Nakata says the innovative approach to shelving the books has struck a chord with library patrons: “I wasn’t expecting too much at first. But the concepts behind the tadoku approach, such as ‘don’t use a dictionary when you read’ and ‘if one book becomes boring, just put it down and try another,’ have proved popular.”
Library users come from all over Kyoto to borrow the English books. “We’ve even had people from outside the city requesting books via inter-library loans,” says Nakata.
Claflin leads a team of volunteers in running regular children’s reading sessions at the library, and has also presented seminars about the importance of exposure to a wide range of books for both children and adults. “As a teacher and a parent,” he says. “I feel there is a lot of value in what we are trying to do. The enthusiasm of the local community has been wonderful.”
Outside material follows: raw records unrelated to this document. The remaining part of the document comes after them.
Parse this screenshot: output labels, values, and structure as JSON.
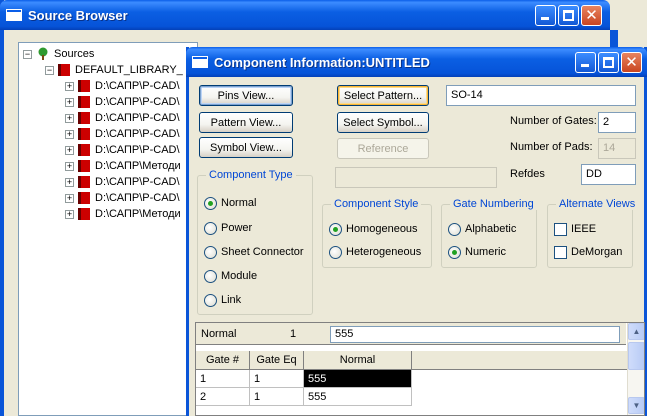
{
  "source_browser": {
    "title": "Source Browser",
    "tree": {
      "root": "Sources",
      "library": "DEFAULT_LIBRARY_",
      "items": [
        "D:\\САПР\\P-CAD\\",
        "D:\\САПР\\P-CAD\\",
        "D:\\САПР\\P-CAD\\",
        "D:\\САПР\\P-CAD\\",
        "D:\\САПР\\P-CAD\\",
        "D:\\САПР\\Методи",
        "D:\\САПР\\P-CAD\\",
        "D:\\САПР\\P-CAD\\",
        "D:\\САПР\\Методи"
      ]
    }
  },
  "dialog": {
    "title": "Component Information:UNTITLED",
    "buttons": {
      "pins_view": "Pins View...",
      "pattern_view": "Pattern View...",
      "symbol_view": "Symbol View...",
      "select_pattern": "Select Pattern...",
      "select_symbol": "Select Symbol...",
      "reference": "Reference"
    },
    "pattern_name": "SO-14",
    "number_of_gates_label": "Number of Gates:",
    "number_of_gates": "2",
    "number_of_pads_label": "Number of Pads:",
    "number_of_pads": "14",
    "reference_field": "",
    "refdes_label": "Refdes",
    "refdes": "DD",
    "component_type": {
      "title": "Component Type",
      "options": [
        "Normal",
        "Power",
        "Sheet Connector",
        "Module",
        "Link"
      ],
      "selected": "Normal"
    },
    "component_style": {
      "title": "Component Style",
      "options": [
        "Homogeneous",
        "Heterogeneous"
      ],
      "selected": "Homogeneous"
    },
    "gate_numbering": {
      "title": "Gate Numbering",
      "options": [
        "Alphabetic",
        "Numeric"
      ],
      "selected": "Numeric"
    },
    "alternate_views": {
      "title": "Alternate Views",
      "options": [
        "IEEE",
        "DeMorgan"
      ]
    },
    "table": {
      "header_type": "Normal",
      "header_number": "1",
      "header_value": "555",
      "columns": [
        "Gate #",
        "Gate Eq",
        "Normal"
      ],
      "rows": [
        [
          "1",
          "1",
          "555"
        ],
        [
          "2",
          "1",
          "555"
        ]
      ]
    }
  },
  "colors": {
    "title_blue": "#0b5fe3",
    "group_title": "#0046d5",
    "face": "#ece9d8"
  }
}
Although other libraries in the Kansai region have shown interest in what Iwakura has achieved, to Claflin’s knowledge, Iwakura is currently the only one offering such an extensive English library. He says the logistics of purchasing, cataloging and grading non-Japanese books is one of the biggest hurdles for other institutions: “Japanese public libraries select their books from catalogues published by the Toshokan Ryutsu Center (TRC), a company that provides all the data used on the books for the library system. If a book doesn’t come from TRC, then data has to be entered manually, so extra time and work is involved.”
Claflin believes other libraries should follow Iwakura’s lead to better serve the public with English resources and to help Japanese people catch up with their Asian neighbors.
“Kids will soon start learning English from third grade, with reading being introduced in the upper grades of elementary school,” he explains, and it isn’t only children who can benefit, either. “The concept of lifelong learning hasn’t really taken root yet here, but with the aging population, there are likely to be more older people interested in English. Libraries can fulfill a need on many levels.”
For more information on Iwakura library, visit www.kyotocitylib.jp/tadoku/lists/supporting_english_literacy.html